Liz Friedman and Liz Friedlander reveal why they focus on a mosque bombing for the CIU's third case
Hayes (Hayley Atwell) is about to cross a line. In the third episode of ABC’s legal drama Conviction, the rebellious lawyer investigates a bombing of a mosque that winds up pointing the crosshairs not at the racist bigot named Rodney Landon (Mike Doyle) who was convicted of the crime, but at the NYPD and Counter Terrorist Unit’s possibly fallible actions in convicting him in the first place.
Her prying ruffles feathers, specifically those of Wallace (Eddie Cahill), who, in this sneak peek, threatens Hayes. She tries to hold her ground, but even she has misgivings about the case, in which her team at the CIU must protect a hateful human being. “We were interested in the notion of what happens when a person who may have been wrongfully incarcerated is somebody that, frankly, no one likes,” executive producer Liz Friedman tells EW. “It’s very easy to want justice for people who we view as being underdogs, but what happens if you find out the law has been used improperly on a repugnant character like Landon?”
For Hayes, that question is tough to tackle. Though she starts out as a “legal purist,” as executive producer and episode director Liz Friedlander puts it, Hayes will find that the case isn’t so black-and-white. The bombing, if Landon did carry it out, was a targeted attack against peaceful Muslims built on the extremist notion that anyone who practices Islam is against the United States. To direct the episode, therefore, Friedlander wanted to make sure she spent time portraying the victims before their deaths. “I didn’t approach [the bombing] as an act of terror against Islam; I approached it as an act of terror,” she says. “They’re victims, they’re young… I wanted to see the light in their eyes. They’re human beings.”

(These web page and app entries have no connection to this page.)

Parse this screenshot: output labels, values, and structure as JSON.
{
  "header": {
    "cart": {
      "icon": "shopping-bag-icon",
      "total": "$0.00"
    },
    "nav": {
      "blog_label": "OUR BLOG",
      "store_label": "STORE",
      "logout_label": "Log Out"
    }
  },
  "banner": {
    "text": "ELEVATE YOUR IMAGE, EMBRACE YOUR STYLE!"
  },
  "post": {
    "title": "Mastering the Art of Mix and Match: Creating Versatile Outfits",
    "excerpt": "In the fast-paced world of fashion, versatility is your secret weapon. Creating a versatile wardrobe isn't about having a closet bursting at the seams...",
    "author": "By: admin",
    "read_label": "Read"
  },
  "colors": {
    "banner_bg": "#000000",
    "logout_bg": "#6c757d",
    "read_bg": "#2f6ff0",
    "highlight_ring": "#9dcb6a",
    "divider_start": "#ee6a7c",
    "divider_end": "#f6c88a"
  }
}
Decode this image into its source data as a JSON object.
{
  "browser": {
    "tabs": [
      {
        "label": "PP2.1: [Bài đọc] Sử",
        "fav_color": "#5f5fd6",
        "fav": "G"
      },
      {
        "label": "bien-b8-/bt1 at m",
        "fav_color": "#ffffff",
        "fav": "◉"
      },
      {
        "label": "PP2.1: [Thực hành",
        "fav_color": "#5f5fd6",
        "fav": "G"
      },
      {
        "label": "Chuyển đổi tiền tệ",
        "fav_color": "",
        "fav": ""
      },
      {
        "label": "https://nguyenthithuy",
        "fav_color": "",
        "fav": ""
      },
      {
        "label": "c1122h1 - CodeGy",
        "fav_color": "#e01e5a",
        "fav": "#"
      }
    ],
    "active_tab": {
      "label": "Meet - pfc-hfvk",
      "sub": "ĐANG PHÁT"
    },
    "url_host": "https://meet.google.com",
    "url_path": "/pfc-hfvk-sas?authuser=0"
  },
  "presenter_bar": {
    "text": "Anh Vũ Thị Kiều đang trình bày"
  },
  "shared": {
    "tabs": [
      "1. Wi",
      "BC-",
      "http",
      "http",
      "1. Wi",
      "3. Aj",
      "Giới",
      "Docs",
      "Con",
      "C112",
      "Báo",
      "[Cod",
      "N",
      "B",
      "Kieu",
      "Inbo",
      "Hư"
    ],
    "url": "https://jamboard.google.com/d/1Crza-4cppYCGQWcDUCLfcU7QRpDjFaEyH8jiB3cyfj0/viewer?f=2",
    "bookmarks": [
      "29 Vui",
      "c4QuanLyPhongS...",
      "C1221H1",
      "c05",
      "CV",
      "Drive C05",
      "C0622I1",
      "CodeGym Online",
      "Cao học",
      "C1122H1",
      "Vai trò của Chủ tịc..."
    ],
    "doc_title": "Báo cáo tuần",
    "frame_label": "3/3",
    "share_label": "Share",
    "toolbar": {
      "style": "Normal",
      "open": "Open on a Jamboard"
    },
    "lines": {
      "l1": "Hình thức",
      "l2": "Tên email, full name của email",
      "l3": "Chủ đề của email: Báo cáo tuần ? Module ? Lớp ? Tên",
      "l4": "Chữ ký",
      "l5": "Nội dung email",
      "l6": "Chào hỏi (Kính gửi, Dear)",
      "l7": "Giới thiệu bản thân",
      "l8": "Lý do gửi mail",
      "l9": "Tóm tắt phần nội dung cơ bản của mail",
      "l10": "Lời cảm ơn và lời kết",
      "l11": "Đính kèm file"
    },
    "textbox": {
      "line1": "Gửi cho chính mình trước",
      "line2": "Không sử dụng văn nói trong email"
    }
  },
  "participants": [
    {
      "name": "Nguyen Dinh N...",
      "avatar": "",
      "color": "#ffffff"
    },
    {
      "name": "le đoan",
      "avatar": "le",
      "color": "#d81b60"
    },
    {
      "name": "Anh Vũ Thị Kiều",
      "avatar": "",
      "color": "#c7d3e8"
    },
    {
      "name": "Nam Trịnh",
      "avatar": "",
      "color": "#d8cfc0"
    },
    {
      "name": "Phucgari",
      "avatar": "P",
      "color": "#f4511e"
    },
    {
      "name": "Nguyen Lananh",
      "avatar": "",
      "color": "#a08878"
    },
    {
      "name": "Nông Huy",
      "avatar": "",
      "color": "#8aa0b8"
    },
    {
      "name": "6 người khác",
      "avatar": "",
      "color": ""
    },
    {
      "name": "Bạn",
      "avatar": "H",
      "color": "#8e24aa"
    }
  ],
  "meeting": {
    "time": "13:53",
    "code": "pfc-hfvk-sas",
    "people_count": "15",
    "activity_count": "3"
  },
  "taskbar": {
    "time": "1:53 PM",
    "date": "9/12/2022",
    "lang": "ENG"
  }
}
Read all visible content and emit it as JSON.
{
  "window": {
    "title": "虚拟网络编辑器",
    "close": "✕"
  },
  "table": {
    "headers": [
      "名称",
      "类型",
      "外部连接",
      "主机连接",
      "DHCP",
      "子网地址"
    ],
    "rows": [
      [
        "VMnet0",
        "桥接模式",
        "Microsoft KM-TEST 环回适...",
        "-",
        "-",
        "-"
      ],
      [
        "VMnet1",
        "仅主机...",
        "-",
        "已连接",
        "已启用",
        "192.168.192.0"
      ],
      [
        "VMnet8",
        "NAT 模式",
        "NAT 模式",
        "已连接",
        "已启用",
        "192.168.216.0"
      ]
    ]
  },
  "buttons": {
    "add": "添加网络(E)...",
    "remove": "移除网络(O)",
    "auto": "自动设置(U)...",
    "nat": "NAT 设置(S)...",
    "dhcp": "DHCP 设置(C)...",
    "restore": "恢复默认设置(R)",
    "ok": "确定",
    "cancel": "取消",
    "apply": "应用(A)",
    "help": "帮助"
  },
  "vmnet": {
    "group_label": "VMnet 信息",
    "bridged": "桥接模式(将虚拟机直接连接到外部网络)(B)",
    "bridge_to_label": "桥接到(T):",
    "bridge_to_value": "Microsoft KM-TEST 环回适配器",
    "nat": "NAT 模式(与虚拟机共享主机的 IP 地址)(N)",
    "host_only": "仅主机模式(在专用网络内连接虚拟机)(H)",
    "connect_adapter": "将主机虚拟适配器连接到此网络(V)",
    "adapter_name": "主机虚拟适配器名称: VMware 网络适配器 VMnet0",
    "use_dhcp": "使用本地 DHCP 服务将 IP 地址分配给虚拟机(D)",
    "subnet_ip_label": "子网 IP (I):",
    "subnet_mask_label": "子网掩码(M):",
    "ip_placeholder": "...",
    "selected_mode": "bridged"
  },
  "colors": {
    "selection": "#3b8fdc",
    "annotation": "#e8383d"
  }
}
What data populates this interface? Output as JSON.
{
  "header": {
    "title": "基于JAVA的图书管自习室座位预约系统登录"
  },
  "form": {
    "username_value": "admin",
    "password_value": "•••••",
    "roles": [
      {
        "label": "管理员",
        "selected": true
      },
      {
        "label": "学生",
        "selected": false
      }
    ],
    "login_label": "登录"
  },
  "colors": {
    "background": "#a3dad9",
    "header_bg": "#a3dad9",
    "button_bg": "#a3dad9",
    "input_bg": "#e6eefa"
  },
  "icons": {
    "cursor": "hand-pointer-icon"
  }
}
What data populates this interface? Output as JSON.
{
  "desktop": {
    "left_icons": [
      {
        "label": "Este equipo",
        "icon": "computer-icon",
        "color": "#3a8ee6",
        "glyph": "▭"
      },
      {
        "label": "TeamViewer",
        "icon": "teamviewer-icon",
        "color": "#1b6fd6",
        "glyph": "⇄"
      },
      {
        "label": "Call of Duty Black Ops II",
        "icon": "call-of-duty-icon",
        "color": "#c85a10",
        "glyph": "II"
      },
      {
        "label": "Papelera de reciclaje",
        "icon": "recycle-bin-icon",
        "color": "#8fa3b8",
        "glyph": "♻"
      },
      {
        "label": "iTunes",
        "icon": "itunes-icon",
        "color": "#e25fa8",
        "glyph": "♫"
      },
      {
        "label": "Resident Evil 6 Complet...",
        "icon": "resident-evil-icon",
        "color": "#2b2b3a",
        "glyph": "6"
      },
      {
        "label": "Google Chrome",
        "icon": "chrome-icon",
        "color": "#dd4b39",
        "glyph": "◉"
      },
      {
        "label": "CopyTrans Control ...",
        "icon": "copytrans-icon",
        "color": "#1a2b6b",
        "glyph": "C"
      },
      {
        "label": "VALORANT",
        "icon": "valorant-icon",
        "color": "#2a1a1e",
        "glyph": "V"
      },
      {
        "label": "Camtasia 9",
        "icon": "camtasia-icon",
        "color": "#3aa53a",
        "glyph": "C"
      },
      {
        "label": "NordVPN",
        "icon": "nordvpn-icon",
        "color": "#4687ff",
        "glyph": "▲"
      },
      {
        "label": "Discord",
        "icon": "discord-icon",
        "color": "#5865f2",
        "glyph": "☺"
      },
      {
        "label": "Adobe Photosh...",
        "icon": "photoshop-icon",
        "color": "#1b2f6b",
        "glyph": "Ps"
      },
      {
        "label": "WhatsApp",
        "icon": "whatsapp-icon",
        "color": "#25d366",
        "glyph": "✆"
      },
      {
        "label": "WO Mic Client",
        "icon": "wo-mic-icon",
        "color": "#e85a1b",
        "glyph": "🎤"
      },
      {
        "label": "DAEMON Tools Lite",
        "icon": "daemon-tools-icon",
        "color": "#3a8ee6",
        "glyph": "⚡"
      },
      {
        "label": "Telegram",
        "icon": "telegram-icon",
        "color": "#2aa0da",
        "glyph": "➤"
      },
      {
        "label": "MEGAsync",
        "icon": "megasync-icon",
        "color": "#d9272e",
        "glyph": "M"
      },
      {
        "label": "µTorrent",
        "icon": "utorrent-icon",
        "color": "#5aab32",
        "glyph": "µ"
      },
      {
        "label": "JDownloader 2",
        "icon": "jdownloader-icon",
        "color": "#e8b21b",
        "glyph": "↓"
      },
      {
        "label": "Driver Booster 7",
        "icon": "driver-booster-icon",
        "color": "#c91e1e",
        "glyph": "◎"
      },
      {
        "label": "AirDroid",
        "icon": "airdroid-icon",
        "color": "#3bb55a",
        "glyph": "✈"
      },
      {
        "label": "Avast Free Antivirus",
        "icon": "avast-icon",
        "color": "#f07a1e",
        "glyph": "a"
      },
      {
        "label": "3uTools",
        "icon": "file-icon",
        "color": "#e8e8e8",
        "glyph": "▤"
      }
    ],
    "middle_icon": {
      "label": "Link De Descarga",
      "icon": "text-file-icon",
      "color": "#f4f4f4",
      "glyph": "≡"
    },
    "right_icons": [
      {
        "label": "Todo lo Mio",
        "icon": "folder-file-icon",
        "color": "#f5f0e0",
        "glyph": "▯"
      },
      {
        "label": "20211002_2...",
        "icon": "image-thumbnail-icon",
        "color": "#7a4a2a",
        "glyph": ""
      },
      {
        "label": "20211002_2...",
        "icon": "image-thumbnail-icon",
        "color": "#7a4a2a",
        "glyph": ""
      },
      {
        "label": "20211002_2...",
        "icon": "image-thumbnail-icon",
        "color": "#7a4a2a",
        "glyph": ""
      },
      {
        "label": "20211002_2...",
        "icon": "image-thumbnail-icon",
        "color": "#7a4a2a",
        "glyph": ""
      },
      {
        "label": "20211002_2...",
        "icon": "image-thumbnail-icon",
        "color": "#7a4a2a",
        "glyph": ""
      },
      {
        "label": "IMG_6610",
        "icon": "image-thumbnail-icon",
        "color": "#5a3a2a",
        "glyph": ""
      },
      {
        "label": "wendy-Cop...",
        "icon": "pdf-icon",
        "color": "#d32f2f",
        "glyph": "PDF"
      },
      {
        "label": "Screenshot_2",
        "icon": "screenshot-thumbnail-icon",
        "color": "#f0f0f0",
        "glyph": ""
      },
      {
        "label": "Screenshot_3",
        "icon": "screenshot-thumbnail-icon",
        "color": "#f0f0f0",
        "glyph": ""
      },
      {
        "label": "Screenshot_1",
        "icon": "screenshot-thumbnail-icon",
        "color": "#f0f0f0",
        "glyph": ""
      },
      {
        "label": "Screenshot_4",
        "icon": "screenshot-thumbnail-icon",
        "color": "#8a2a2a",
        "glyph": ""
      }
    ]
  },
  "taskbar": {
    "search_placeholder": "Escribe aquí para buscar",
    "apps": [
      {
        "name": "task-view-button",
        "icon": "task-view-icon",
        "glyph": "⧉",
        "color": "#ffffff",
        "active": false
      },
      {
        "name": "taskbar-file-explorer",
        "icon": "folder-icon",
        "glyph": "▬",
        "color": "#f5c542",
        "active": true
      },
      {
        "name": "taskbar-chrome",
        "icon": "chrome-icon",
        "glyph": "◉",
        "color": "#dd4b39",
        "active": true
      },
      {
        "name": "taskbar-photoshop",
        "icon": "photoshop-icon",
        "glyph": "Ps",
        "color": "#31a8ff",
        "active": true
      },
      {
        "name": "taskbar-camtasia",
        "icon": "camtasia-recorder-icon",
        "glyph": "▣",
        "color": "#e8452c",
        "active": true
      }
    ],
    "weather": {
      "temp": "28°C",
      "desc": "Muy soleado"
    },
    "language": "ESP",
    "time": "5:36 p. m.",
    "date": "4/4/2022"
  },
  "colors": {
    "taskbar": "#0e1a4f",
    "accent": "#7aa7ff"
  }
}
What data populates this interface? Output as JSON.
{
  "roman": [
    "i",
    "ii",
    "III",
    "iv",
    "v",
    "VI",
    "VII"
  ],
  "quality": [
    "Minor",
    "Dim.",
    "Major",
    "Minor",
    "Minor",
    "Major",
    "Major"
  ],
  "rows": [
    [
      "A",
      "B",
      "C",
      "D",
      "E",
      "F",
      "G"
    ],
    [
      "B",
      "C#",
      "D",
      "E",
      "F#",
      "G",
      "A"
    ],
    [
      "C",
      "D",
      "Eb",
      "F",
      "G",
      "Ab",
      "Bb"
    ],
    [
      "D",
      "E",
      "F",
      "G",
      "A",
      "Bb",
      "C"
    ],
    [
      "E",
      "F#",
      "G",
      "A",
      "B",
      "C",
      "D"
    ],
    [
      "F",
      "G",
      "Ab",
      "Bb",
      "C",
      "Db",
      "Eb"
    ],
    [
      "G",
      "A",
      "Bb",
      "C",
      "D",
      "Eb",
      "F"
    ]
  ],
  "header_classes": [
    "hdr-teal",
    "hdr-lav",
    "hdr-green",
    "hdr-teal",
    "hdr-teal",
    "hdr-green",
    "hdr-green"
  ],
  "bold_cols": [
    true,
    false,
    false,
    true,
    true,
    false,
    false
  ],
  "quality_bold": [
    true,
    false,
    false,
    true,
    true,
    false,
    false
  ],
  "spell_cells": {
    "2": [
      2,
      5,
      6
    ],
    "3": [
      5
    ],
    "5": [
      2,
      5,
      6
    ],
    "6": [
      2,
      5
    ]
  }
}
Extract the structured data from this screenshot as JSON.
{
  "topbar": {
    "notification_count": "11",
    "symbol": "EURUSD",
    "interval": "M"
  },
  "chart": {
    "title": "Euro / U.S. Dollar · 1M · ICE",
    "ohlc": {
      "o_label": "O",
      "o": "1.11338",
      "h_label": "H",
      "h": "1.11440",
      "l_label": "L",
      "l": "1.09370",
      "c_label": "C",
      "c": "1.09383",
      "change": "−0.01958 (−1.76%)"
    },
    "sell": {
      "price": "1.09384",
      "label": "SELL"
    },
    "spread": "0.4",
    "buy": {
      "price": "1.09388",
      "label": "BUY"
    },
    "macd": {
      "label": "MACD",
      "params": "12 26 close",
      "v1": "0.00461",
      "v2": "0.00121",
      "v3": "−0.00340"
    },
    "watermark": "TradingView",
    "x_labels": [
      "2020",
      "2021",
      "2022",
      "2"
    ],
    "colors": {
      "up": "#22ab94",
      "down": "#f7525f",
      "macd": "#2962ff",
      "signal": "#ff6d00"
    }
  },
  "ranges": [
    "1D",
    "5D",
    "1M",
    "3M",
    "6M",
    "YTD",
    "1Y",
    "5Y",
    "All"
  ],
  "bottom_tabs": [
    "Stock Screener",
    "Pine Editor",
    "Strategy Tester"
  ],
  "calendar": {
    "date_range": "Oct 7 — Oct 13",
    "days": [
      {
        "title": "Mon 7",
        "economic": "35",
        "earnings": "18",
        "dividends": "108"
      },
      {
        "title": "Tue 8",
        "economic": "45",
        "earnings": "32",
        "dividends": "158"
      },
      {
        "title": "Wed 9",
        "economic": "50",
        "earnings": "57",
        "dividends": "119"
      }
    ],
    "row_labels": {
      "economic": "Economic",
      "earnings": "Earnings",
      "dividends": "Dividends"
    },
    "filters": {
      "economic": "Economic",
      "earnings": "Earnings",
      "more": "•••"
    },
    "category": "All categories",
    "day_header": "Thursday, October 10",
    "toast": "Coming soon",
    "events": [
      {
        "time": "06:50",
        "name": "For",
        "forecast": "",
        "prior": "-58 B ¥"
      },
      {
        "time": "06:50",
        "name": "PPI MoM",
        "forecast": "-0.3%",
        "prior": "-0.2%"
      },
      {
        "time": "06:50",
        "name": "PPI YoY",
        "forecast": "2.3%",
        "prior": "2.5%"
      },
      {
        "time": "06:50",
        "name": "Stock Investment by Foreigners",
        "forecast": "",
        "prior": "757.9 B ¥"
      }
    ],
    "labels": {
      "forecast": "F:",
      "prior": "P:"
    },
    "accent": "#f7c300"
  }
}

Still, even if the CIU does exonerate Landon, technically doing their job, they’ll have to figure what to do with him. Is it morally correct to let a dangerous man out of prison just because he was wrongfully convicted? What’s going to stop him from actually pulling off a threat of his that prompted his the NYPD to convict him in the first place? The episode will follow that thread, and explore the tension between Hayes and Wallace, as seen in the exclusive clip above. “These characters have a long history together, some of which is romantic, so it’s an endless battle for control and power,” Friedman says. “Neither of them is particularly eager to give the other one a win.” Besides, adds Friedlander: “What you see in this scene in particular is passion. These guys are either love or hate. They’re different sides of the same coin.”
Watch the clip above. Conviction airs Mondays at 10 p.m. ET on ABC.